Revista Chilena De Pediatria. 2018;89((1)):118-127.
INTRODUCTION Trauma is an important cause of morbidity and mortality in the pediatric population. It has the first place in mortality in our country without considering perinatal pathologies and congenital malformations. An important percentage of early and late deaths secondary to this cau se, as well as its sequelae, could be prevented with optimal and timely resuscitation. OBJECTIVE To review the applicability of damage control resuscitation (DCR) in severe pediatric trauma, with emphasis on medical management. MATERIAL AND METHODS The PubMed, the Cochrane Library and the Google academic database were used. Search terms (MeSH) were: trauma, polytrauma, resuscitation, damage-control, fluids, permissive hypotension, coagulopathy, massive transfusion and children. RESULTS The concept of DCR can be applied to severe pediatric trauma, taking into account their anatomical and physiological characteristics. The principle is based on the management of the lethal triad (coagulopathy, acidosis and hypothermia) associated with damage control surgery. Limitation of crystalloids, permissive hypotension and hemostatic resuscitation are reviewed in the initial treatment of severe pediatric trauma. CONCLUSION Future studies should establish the true role of permissive hypotension, the optimal relationship between blood products and the best strategy to predict the activation of massive transfusion protocols and their impact on children with severe trauma.
Traumatic hyphema in children. Treatment with epsilon-aminocaproic acid
Forty-nine patients, ages 3 to 18 years, who sustained nonpenetrating unilateral trauma with hyphemas were assigned randomly to receive either 100 mg/kg of epsilon-aminocaproic acid (EACA), an antifibrinolytic agent, orally every 4 hours for 5 days (maximum 30 g/day) or a placebo. No patients ingested acetylsalicylic acid (ASA)-containing compounds before or during admission. Two patients of 24 treated with EACA and 1 of 25 given placebo had rebleeds. The hyphemas in the EACA-treated group took significantly longer to clear (mean, 5.3 versus 2.6 days; P less than 0.001). Because of the low incidence of rebleeds in the placebo group, the efficacy of EACA in reducing the rate of rebleeds could not be determined.
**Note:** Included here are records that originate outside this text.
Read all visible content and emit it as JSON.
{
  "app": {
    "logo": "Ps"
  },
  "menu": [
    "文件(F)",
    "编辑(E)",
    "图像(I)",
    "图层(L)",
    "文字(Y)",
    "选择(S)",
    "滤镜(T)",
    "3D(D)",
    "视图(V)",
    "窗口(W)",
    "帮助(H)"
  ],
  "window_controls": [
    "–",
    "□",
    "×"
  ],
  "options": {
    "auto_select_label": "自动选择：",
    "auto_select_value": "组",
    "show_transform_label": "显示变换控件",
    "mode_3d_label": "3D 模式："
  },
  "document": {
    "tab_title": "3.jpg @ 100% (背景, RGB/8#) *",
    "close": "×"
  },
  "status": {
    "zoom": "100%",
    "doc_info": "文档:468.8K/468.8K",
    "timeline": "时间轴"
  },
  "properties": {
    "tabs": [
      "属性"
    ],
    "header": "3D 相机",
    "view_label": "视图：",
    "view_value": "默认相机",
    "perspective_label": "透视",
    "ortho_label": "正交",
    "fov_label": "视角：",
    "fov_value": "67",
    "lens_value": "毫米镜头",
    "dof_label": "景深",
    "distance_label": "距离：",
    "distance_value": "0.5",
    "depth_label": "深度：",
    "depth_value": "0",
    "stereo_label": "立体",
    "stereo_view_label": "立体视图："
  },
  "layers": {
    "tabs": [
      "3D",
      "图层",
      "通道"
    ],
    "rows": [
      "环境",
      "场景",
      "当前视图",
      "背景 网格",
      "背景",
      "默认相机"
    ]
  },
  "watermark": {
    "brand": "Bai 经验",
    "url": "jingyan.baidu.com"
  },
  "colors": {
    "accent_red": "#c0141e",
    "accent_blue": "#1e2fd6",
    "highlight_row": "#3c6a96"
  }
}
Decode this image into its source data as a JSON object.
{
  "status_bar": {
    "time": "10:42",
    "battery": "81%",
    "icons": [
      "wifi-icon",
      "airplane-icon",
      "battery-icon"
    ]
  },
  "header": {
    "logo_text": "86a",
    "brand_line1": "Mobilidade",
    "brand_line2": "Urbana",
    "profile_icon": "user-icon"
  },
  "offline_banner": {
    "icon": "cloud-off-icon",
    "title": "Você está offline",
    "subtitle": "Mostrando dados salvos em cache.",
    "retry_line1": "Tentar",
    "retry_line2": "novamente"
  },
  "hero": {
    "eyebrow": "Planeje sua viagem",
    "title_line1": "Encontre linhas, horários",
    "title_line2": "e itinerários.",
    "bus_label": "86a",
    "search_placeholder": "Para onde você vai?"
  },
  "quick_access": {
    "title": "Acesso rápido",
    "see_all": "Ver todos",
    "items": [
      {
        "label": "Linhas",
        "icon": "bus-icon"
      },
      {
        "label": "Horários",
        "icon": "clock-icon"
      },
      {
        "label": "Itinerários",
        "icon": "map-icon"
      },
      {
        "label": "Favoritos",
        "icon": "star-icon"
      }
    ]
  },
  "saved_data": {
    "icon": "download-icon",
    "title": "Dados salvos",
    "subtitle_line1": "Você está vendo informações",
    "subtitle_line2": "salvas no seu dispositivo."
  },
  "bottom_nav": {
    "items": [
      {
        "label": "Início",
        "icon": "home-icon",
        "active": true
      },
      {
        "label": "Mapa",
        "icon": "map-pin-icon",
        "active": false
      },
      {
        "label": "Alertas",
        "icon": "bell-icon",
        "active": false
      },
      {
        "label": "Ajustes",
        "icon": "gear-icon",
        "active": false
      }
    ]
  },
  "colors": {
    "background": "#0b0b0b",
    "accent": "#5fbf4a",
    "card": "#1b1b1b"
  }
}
Further studies with this drug, controlling for age, race, sickle trait, and pre-admission antiplatelet agents should be undertaken before its routine use in traumatic hyphema management can be recommended.